<<<<
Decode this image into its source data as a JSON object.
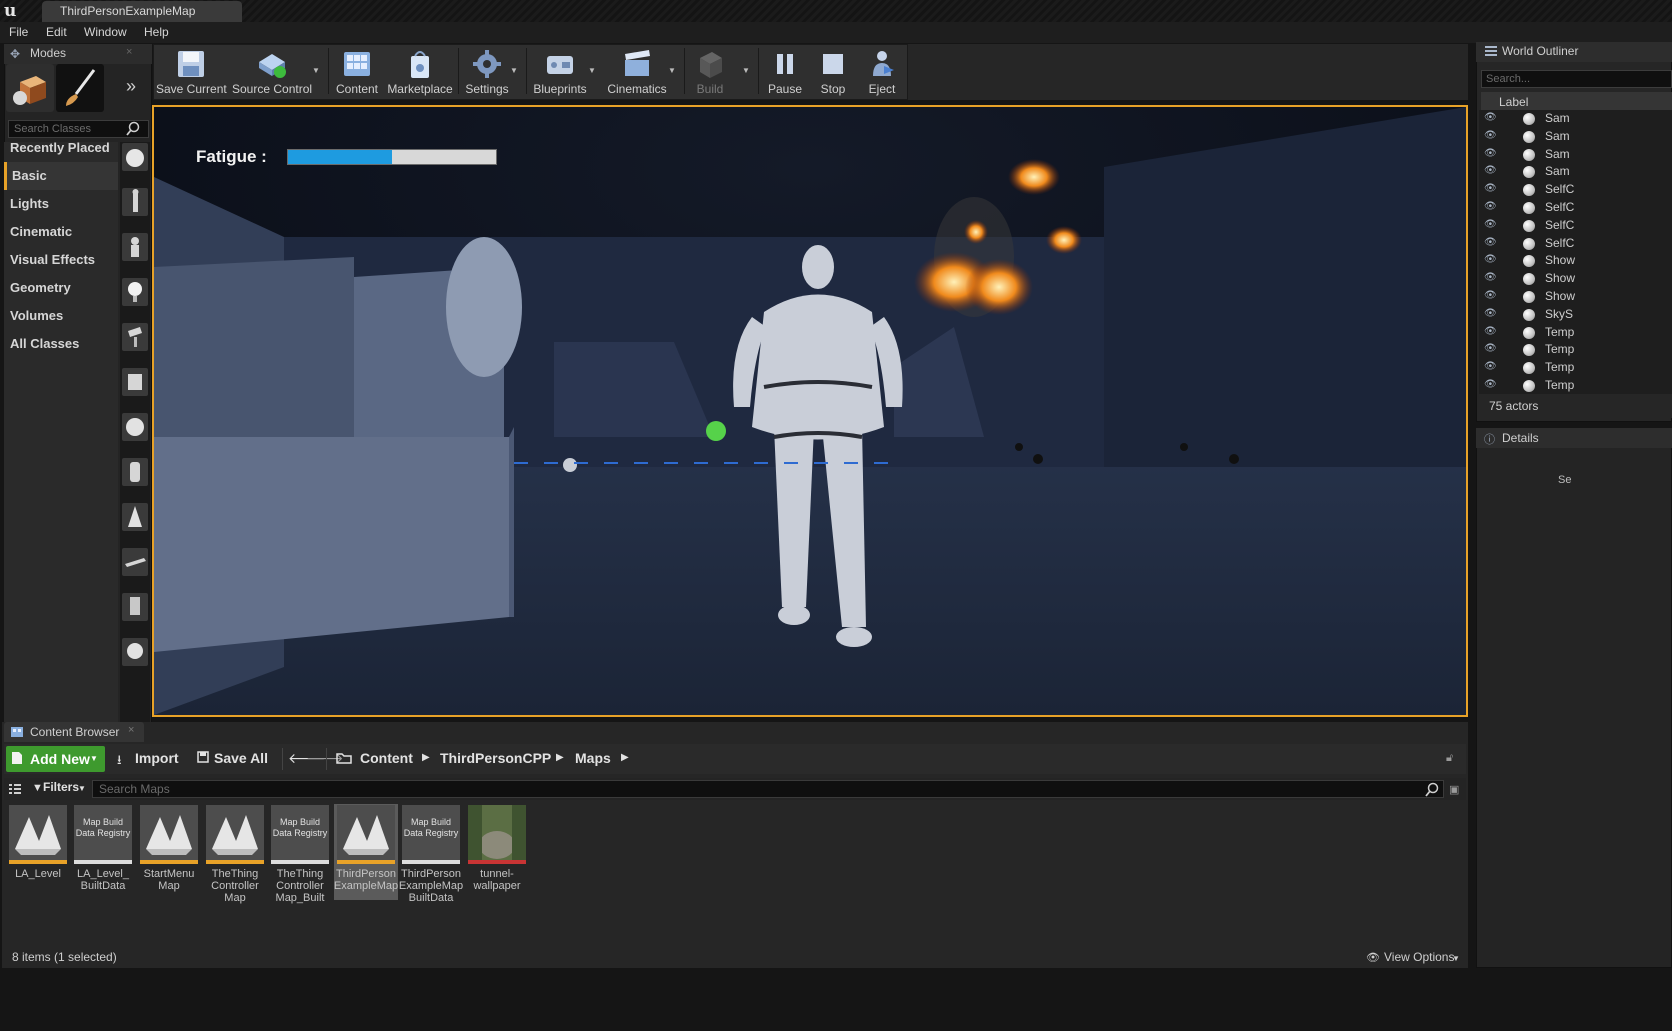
{
  "window": {
    "doc_tab": "ThirdPersonExampleMap"
  },
  "menu": [
    "File",
    "Edit",
    "Window",
    "Help"
  ],
  "modes": {
    "title": "Modes",
    "search_placeholder": "Search Classes",
    "categories": [
      "Recently Placed",
      "Basic",
      "Lights",
      "Cinematic",
      "Visual Effects",
      "Geometry",
      "Volumes",
      "All Classes"
    ],
    "selected_category": "Basic"
  },
  "toolbar": {
    "save_current": "Save Current",
    "source_control": "Source Control",
    "content": "Content",
    "marketplace": "Marketplace",
    "settings": "Settings",
    "blueprints": "Blueprints",
    "cinematics": "Cinematics",
    "build": "Build",
    "pause": "Pause",
    "stop": "Stop",
    "eject": "Eject"
  },
  "viewport": {
    "hud_label": "Fatigue :",
    "fatigue_fraction": 0.5
  },
  "outliner": {
    "title": "World Outliner",
    "search_placeholder": "Search...",
    "column_label": "Label",
    "rows": [
      "Sam",
      "Sam",
      "Sam",
      "Sam",
      "SelfC",
      "SelfC",
      "SelfC",
      "SelfC",
      "Show",
      "Show",
      "Show",
      "SkyS",
      "Temp",
      "Temp",
      "Temp",
      "Temp"
    ],
    "actor_count": "75 actors"
  },
  "details": {
    "title": "Details",
    "edge_text": "Se"
  },
  "content_browser": {
    "title": "Content Browser",
    "add_new": "Add New",
    "import": "Import",
    "save_all": "Save All",
    "breadcrumb": [
      "Content",
      "ThirdPersonCPP",
      "Maps"
    ],
    "filters": "Filters",
    "search_placeholder": "Search Maps",
    "registry_label": "Map Build Data Registry",
    "assets": [
      "LA_Level",
      "LA_Level_ BuiltData",
      "StartMenu Map",
      "TheThing Controller Map",
      "TheThing Controller Map_Built",
      "ThirdPerson ExampleMap",
      "ThirdPerson ExampleMap BuiltData",
      "tunnel- wallpaper"
    ],
    "status": "8 items (1 selected)",
    "view_options": "View Options"
  },
  "colors": {
    "accent": "#e8a228",
    "add_new": "#3e9a2e",
    "fatigue_fill": "#1e9be0"
  }
}
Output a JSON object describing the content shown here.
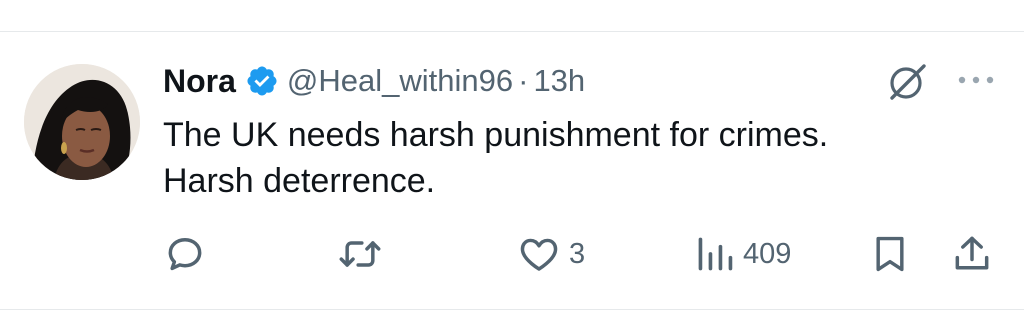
{
  "tweet": {
    "author": {
      "name": "Nora",
      "handle": "@Heal_within96",
      "verified": true
    },
    "separator": "·",
    "time": "13h",
    "text_lines": [
      "The UK needs harsh punishment for crimes.",
      "Harsh deterrence."
    ],
    "actions": {
      "reply": {
        "icon": "reply-icon",
        "count": ""
      },
      "retweet": {
        "icon": "retweet-icon",
        "count": ""
      },
      "like": {
        "icon": "heart-icon",
        "count": "3"
      },
      "views": {
        "icon": "views-chart-icon",
        "count": "409"
      },
      "bookmark": {
        "icon": "bookmark-icon"
      },
      "share": {
        "icon": "share-icon"
      }
    },
    "header_icons": [
      "grok-icon",
      "more-options-icon"
    ]
  },
  "colors": {
    "text_primary": "#0f1419",
    "text_secondary": "#536471",
    "verified_blue": "#1d9bf0",
    "divider": "#e6e9eb"
  }
}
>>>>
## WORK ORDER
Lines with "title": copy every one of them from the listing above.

## TASK RESPONSE
    "title": "Modes",
    "title": "World Outliner",
    "title": "Details",
    "title": "Content Browser",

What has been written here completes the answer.